▶ WORK REQUIRED:
Every entry that follows should be output exactly, and every image in it left out.

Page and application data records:
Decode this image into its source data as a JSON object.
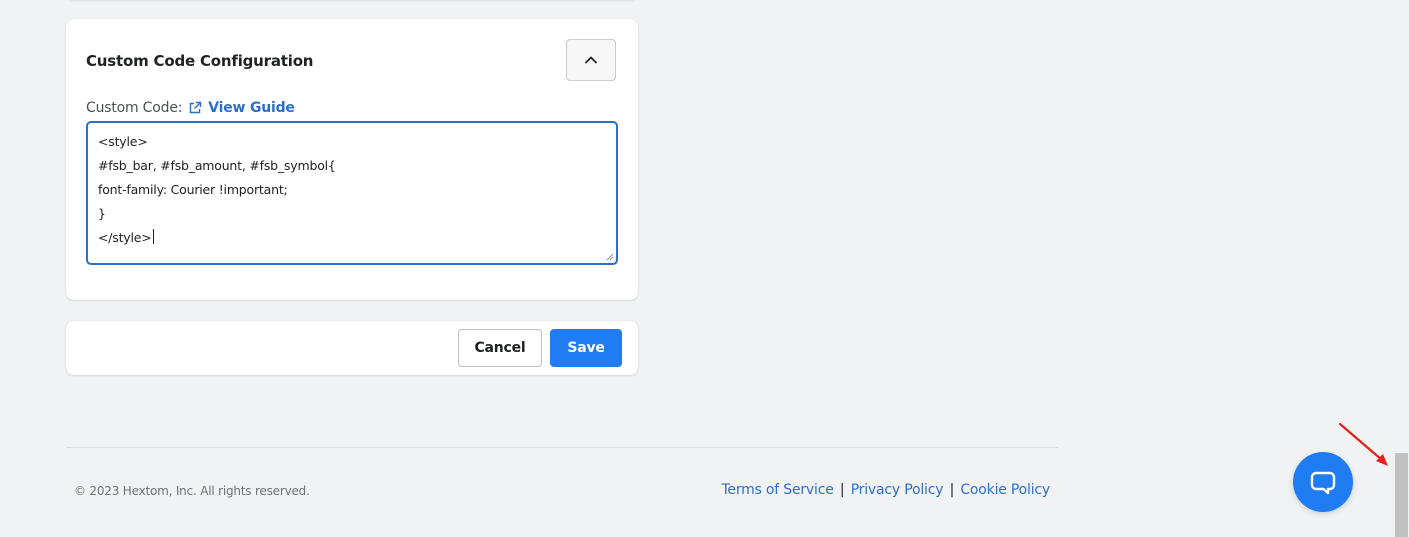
{
  "config_card": {
    "title": "Custom Code Configuration",
    "collapse_icon": "chevron-up-icon",
    "field_label": "Custom Code:",
    "guide_icon": "external-link-icon",
    "guide_link_label": "View Guide",
    "code_lines": [
      "<style>",
      "#fsb_bar, #fsb_amount, #fsb_symbol{",
      "font-family: Courier !important;",
      "}",
      "</style>"
    ]
  },
  "actions": {
    "cancel_label": "Cancel",
    "save_label": "Save"
  },
  "footer": {
    "copyright": "© 2023 Hextom, Inc. All rights reserved.",
    "links": [
      "Terms of Service",
      "Privacy Policy",
      "Cookie Policy"
    ],
    "separator": "|"
  },
  "chat": {
    "icon": "chat-bubble-icon"
  },
  "colors": {
    "accent": "#1f7cf2",
    "link": "#2c6ecb",
    "annotation_arrow": "#e8201b",
    "background": "#f1f2f4"
  }
}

▶ RESPONSE BELOW:
Decode this image into its source data as a JSON object.
{
  "config_card": {
    "title": "Custom Code Configuration",
    "collapse_icon": "chevron-up-icon",
    "field_label": "Custom Code:",
    "guide_icon": "external-link-icon",
    "guide_link_label": "View Guide",
    "code_lines": [
      "<style>",
      "#fsb_bar, #fsb_amount, #fsb_symbol{",
      "font-family: Courier !important;",
      "}",
      "</style>"
    ]
  },
  "actions": {
    "cancel_label": "Cancel",
    "save_label": "Save"
  },
  "footer": {
    "copyright": "© 2023 Hextom, Inc. All rights reserved.",
    "links": [
      "Terms of Service",
      "Privacy Policy",
      "Cookie Policy"
    ],
    "separator": "|"
  },
  "chat": {
    "icon": "chat-bubble-icon"
  },
  "colors": {
    "accent": "#1f7cf2",
    "link": "#2c6ecb",
    "annotation_arrow": "#e8201b",
    "background": "#f1f2f4"
  }
}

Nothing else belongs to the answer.